COMPARATIVE VS. CONTRIBUTORY NEGLIGENCE
One of the most sweeping changes in tort law during the twentieth century was the shift from contributory negligence to comparative negligence. "In 1900, the basic rule of tort liability in every state was negligence with a defense of contributory negligence. As of 1986, all but six states and the District of Columbia had switched to a comparative negligence standard.(33) Somewhat surprisingly, this shift "was not preceded by pervasive support in the scholarly literature on tort liability."(34) Almost as striking as the doctrinal shift is the change in the consensus in law and economics scholarship. Until the mid-1980s, most law and economics scholarship found the contributory negligence rule efficient while finding that the comparative negligence rule was not.(35) From the mid-1980s on, comparative negligence enjoyed a stunning growth in support in the scholarly literature. The subject therefore struck us as particularly appropriate for our survey.
Both contributory and comparative negligence are defenses to liability rather than theories of liability. Under contributory negligence, when a plaintiffs negligence contributes to an accident, the plaintiff is barred from recovery.(36) Under comparative negligence, on the other hand, a plaintiffs recovery is reduced but generally not entirely barred by his negligence.(37)
The original case for contributory negligence appeared in a 1973 article by John Prather Brown(38) and received support from informal analyses by Guido Calabresi and Richard Posner.(39) The focus of these analyses was on the optimal sharing of care taking between injurors and tortfeasors.(40) The second wave of law and economics scholarship found that comparative negligence is generally not inefficient compared to contributory negligence, largely because it incorporated more sophisticated understandings of how the comparative negligence rule operates.(41) Importantly, the increased sophistication of the second wave of scholarship is reflected in many cases in the greater degree of qualification of its conclusions--these scholars did not find that comparative negligence is always more efficient, but took steps to identify the conditions under which comparative negligence is efficient relative to contributory negligence?
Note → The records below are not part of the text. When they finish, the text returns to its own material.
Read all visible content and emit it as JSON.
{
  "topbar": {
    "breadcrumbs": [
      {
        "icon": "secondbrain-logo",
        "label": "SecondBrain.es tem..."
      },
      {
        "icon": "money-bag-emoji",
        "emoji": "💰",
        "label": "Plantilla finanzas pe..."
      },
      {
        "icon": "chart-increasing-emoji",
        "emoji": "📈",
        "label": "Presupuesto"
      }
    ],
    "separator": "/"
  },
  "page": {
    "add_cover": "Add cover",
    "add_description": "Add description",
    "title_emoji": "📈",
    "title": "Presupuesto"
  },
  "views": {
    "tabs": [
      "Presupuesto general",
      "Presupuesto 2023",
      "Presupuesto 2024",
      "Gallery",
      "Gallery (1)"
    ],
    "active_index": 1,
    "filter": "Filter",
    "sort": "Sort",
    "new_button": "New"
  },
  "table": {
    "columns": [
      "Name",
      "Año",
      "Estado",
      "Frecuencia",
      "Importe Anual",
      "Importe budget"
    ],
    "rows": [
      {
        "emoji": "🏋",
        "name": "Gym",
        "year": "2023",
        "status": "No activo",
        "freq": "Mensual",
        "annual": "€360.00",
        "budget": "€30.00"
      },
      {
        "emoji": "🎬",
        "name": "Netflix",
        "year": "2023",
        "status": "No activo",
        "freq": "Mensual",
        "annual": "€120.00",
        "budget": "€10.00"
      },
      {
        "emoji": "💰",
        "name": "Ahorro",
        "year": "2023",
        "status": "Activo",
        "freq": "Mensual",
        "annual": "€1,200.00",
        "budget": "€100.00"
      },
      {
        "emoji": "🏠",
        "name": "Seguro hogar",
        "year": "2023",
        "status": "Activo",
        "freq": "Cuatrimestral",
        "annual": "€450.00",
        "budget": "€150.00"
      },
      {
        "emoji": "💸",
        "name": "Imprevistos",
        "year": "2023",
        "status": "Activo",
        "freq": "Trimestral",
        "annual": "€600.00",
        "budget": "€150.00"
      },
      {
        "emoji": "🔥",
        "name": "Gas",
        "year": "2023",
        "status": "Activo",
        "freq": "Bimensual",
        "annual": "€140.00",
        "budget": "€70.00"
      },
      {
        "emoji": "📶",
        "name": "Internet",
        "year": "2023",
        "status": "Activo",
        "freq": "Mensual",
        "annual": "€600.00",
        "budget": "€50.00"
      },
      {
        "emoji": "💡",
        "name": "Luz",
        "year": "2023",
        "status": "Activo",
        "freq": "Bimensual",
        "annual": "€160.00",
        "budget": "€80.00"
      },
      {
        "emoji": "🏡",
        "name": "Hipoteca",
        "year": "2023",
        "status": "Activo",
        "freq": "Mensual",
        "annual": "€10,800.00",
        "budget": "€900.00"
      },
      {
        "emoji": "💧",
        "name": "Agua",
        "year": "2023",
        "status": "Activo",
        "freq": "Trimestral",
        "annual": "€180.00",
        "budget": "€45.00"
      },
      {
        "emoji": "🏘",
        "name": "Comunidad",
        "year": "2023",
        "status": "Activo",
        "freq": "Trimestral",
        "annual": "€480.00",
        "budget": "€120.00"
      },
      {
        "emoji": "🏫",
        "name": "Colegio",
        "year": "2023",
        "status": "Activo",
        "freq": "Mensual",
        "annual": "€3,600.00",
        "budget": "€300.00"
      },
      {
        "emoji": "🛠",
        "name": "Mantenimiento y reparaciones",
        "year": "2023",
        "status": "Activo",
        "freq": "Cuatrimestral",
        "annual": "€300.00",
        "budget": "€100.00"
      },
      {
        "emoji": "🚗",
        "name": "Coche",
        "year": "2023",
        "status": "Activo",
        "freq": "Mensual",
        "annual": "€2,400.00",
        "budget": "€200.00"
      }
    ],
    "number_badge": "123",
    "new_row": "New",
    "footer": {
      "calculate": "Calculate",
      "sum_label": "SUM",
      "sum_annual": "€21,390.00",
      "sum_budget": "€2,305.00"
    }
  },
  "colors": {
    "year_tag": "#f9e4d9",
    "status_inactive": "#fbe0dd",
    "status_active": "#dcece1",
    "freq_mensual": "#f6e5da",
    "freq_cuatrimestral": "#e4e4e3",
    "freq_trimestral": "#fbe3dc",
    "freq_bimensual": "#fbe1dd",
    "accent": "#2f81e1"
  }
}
Thus one might find evidence of a "strong view" of the efficiency of either rule (one is always more efficient than the other) or of a "weak view" (circumstances dictate which is more efficient).
For Proposition 2, 39% of respondents disagreed that contributory negligence is more efficient than comparative negligence in producing optimal behavior, while 25% agreed with the proposition.(43) Thirty-seven percent were neutral.(44) These results suggest that a substantial number of law and economics scholars either do not accept the validity of the strong view of the efficiency of either rule, or find that the conditions under which comparative negligence's efficiency advantages exist are not widespread in practice. They also suggest that the lessons of the second wave of scholarship have largely been accepted.
RISK AVERSION AND EFFICIENT TORT RULES
For simplicity's sake, many economic models of tort rules (and indeed economic models generally) include the assumption that the parties are risk …